By June Keating, Staff Reporter

John Sammis

In less than two weeks, Illinoisans will cast their vote in the primary for the 2020 presidential election. For those worried about making time or eager to fill out a ballot, early voting officially opened this week.

More than 50 early voting locations opened Monday, March 2 across the city, many locations targeted at young voters including Chicago State University, University of Illinois at Chicago, Northeastern Illinois University and the University of Chicago.

“Early voting can be a valuable resource for students with busy schedules,” said Sharon Bloyd Peshkin, an associate professor in the Communication Department and the organizer of a student voter registration drive at Columbia.

“If you’re concerned that you might have to wait in a long line at a polling place, early voting can be a nice option,” said Bloyd-Peshkin. Since early voting takes place over a longer period of time, she said, prospective voters are “more spread out.”

One negative side effect, however, as evidenced by the several Democratic candidates who recently ended their campaigns, is that an early vote can sometimes be wasted.

“The hazard of early voting is that you may find that the person you voted for is no longer in the race by the time of the primary,” said Bloyd-Peshkin.

Although students can choose between several different methods of voting, in the past many have scrambled to find last-minute information on voting due to a lack of awareness on how to register.

To combat this issue, Bloyd-Peshkin kick-started a program where she would register students to vote in classes, as reported Sept. 4, 2019, by the Chronicle.

With the help of Serene Arena, a graduate student in the Civic Media program, Bloyd-Peshkin visited first-year “Writing and Rhetoric” classes to guide students through the voter registration process for all states, not just limited to Illinois.

“With the help of Serene… I was able to reach 678 first-year students,” said Bloyd-Peshkin. “Next year it’s going to be expanding to all first-year students.”

For Daijah Williams, a freshman illustration major, that initiative made a big difference. Now, Williams plans to vote in the 2020 Democratic primaries.

“The only reason why I’m registered is because we did it in my ‘Writing and Rhetoric I’ class last semester,” Williams said.
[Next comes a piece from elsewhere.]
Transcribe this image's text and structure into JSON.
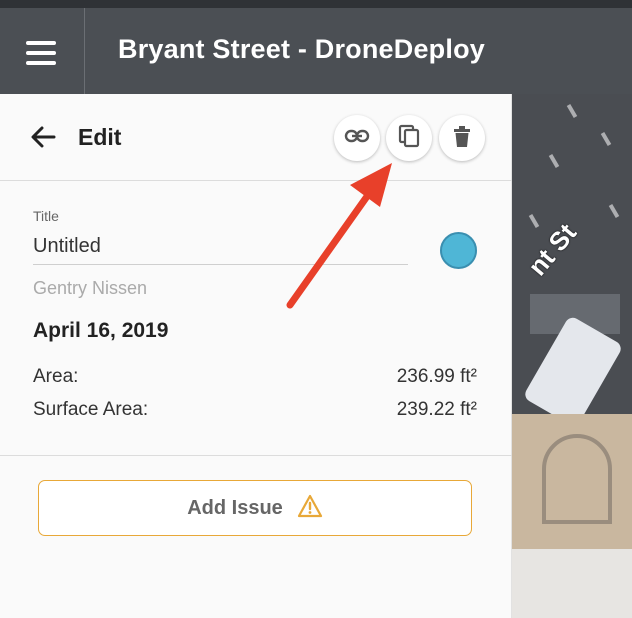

Senior marketing major Alana Lindenfeld said while she would like to vote in the primaries, she has not yet registered to vote because she was too young to vote in the last election.

I don’t really think about [registering] unless someone comes up and asks me about it,” she said.

Lindenfeld said although she plans to register in Illinois, she likes the idea of mailing in a ballot instead of traveling to a polling location because it is easier.

Chicago Board of Elections spokesperson Jim Allen said several states are moving toward having all ballots cast by mail.

“That’s kind of the way of the future,” he said.

He added that because young people move from place to place more often than older people, they face a continuous obstacle of re-registering to vote in new states.

People who have recently arrived in a state also feel less ownership over their new communities, while people who have lived there for a long time are more engaged and more likely to vote, Allen said.

Despite less engagement among recently relocated youth, Allen said people between 18 and 44 now make up a larger voting block than voters 45 and older.

“If and when they exercise their electoral muscle, they have immense power,” Allen said.

Yoselyn Castro, a freshman journalism major, said voting is a “life skill” and wishes information about how to register was more readily available.

“I feel like this is stuff we should learn in high school,” Castro said. “Tell us our resources and where we need to go to vote… so we can actually take advantage of this privilege that we’re handed.”

According to Bloyd-Peshkin, college students are passionate and care about elections but registering to vote is low on their “priority lists.”

“Above all, voting is a kind of civic engagement that says, I want to have a voice in the system, and I want to move things in a direction that I think is better for my city or my county or my country or the world,” said Bloyd-Peshkin. “I just can’t think of any argument for not voting.”

You can register to vote in Illinois in-person up until election day on Tuesday, March 17, or you can register by mail 28 days before the election or online 16 days before. To register, you must be an Illinois resident 30 days before the election, be 18 years or older and not be registered in another state. You’ll also need photo identification, such as a state ID or driver’s license, as well as proof of address, such as a bank statement. For more on registering to vote, visit